What you give back must match the records below word for word.

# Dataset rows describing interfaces
*** Begin section ***

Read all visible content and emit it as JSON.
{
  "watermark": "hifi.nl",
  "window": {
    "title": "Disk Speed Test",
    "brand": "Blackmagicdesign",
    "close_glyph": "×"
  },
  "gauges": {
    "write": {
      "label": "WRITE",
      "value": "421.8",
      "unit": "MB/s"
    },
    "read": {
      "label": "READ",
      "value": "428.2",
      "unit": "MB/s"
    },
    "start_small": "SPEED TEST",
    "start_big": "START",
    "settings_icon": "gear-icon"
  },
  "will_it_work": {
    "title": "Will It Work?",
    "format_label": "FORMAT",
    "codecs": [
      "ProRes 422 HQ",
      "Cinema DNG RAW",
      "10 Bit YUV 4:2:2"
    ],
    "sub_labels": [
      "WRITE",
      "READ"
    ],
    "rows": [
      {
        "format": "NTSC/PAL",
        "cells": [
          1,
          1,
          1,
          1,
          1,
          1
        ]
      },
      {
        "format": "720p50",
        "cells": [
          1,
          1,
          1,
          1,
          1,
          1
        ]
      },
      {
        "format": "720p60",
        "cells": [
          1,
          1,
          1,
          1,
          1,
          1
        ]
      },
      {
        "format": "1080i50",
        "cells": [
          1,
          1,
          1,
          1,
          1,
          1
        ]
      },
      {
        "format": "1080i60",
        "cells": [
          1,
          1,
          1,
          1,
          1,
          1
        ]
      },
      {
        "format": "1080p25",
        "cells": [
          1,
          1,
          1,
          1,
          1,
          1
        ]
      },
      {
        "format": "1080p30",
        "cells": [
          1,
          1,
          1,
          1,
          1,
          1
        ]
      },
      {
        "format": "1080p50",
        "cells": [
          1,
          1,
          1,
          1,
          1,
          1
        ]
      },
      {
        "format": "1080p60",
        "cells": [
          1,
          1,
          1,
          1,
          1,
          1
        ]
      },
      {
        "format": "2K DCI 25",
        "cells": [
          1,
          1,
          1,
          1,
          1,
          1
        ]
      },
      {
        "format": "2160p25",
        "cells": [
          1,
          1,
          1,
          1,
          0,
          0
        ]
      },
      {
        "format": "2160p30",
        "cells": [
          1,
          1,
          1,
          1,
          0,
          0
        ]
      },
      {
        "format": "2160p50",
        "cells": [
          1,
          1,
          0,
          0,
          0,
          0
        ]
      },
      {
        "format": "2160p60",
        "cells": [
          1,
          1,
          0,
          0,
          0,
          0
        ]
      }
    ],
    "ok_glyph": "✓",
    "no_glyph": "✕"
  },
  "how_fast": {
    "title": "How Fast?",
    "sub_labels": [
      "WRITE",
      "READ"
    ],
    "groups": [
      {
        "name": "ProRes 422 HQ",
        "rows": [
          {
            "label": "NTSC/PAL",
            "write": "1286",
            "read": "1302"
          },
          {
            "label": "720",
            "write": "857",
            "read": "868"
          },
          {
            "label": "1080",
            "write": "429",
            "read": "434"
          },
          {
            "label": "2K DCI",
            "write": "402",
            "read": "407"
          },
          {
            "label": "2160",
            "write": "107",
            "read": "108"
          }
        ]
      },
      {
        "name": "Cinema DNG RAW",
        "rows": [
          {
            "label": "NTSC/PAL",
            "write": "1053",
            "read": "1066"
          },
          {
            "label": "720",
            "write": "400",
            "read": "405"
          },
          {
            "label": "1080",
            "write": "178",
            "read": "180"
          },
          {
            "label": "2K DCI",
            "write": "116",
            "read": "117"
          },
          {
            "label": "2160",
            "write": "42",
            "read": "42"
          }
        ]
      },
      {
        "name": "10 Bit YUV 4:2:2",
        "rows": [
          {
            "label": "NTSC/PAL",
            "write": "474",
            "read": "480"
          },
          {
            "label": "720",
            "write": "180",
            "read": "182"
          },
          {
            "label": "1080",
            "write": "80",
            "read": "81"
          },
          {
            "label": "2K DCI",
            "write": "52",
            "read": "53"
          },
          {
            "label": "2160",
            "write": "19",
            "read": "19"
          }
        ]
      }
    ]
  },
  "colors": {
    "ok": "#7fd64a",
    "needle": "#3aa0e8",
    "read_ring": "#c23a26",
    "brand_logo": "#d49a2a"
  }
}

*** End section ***

# Output for this task
Read all visible content and emit it as JSON.
{
  "watermark": "hifi.nl",
  "window": {
    "title": "Disk Speed Test",
    "brand": "Blackmagicdesign",
    "close_glyph": "×"
  },
  "gauges": {
    "write": {
      "label": "WRITE",
      "value": "421.8",
      "unit": "MB/s"
    },
    "read": {
      "label": "READ",
      "value": "428.2",
      "unit": "MB/s"
    },
    "start_small": "SPEED TEST",
    "start_big": "START",
    "settings_icon": "gear-icon"
  },
  "will_it_work": {
    "title": "Will It Work?",
    "format_label": "FORMAT",
    "codecs": [
      "ProRes 422 HQ",
      "Cinema DNG RAW",
      "10 Bit YUV 4:2:2"
    ],
    "sub_labels": [
      "WRITE",
      "READ"
    ],
    "rows": [
      {
        "format": "NTSC/PAL",
        "cells": [
          1,
          1,
          1,
          1,
          1,
          1
        ]
      },
      {
        "format": "720p50",
        "cells": [
          1,
          1,
          1,
          1,
          1,
          1
        ]
      },
      {
        "format": "720p60",
        "cells": [
          1,
          1,
          1,
          1,
          1,
          1
        ]
      },
      {
        "format": "1080i50",
        "cells": [
          1,
          1,
          1,
          1,
          1,
          1
        ]
      },
      {
        "format": "1080i60",
        "cells": [
          1,
          1,
          1,
          1,
          1,
          1
        ]
      },
      {
        "format": "1080p25",
        "cells": [
          1,
          1,
          1,
          1,
          1,
          1
        ]
      },
      {
        "format": "1080p30",
        "cells": [
          1,
          1,
          1,
          1,
          1,
          1
        ]
      },
      {
        "format": "1080p50",
        "cells": [
          1,
          1,
          1,
          1,
          1,
          1
        ]
      },
      {
        "format": "1080p60",
        "cells": [
          1,
          1,
          1,
          1,
          1,
          1
        ]
      },
      {
        "format": "2K DCI 25",
        "cells": [
          1,
          1,
          1,
          1,
          1,
          1
        ]
      },
      {
        "format": "2160p25",
        "cells": [
          1,
          1,
          1,
          1,
          0,
          0
        ]
      },
      {
        "format": "2160p30",
        "cells": [
          1,
          1,
          1,
          1,
          0,
          0
        ]
      },
      {
        "format": "2160p50",
        "cells": [
          1,
          1,
          0,
          0,
          0,
          0
        ]
      },
      {
        "format": "2160p60",
        "cells": [
          1,
          1,
          0,
          0,
          0,
          0
        ]
      }
    ],
    "ok_glyph": "✓",
    "no_glyph": "✕"
  },
  "how_fast": {
    "title": "How Fast?",
    "sub_labels": [
      "WRITE",
      "READ"
    ],
    "groups": [
      {
        "name": "ProRes 422 HQ",
        "rows": [
          {
            "label": "NTSC/PAL",
            "write": "1286",
            "read": "1302"
          },
          {
            "label": "720",
            "write": "857",
            "read": "868"
          },
          {
            "label": "1080",
            "write": "429",
            "read": "434"
          },
          {
            "label": "2K DCI",
            "write": "402",
            "read": "407"
          },
          {
            "label": "2160",
            "write": "107",
            "read": "108"
          }
        ]
      },
      {
        "name": "Cinema DNG RAW",
        "rows": [
          {
            "label": "NTSC/PAL",
            "write": "1053",
            "read": "1066"
          },
          {
            "label": "720",
            "write": "400",
            "read": "405"
          },
          {
            "label": "1080",
            "write": "178",
            "read": "180"
          },
          {
            "label": "2K DCI",
            "write": "116",
            "read": "117"
          },
          {
            "label": "2160",
            "write": "42",
            "read": "42"
          }
        ]
      },
      {
        "name": "10 Bit YUV 4:2:2",
        "rows": [
          {
            "label": "NTSC/PAL",
            "write": "474",
            "read": "480"
          },
          {
            "label": "720",
            "write": "180",
            "read": "182"
          },
          {
            "label": "1080",
            "write": "80",
            "read": "81"
          },
          {
            "label": "2K DCI",
            "write": "52",
            "read": "53"
          },
          {
            "label": "2160",
            "write": "19",
            "read": "19"
          }
        ]
      }
    ]
  },
  "colors": {
    "ok": "#7fd64a",
    "needle": "#3aa0e8",
    "read_ring": "#c23a26",
    "brand_logo": "#d49a2a"
  }
}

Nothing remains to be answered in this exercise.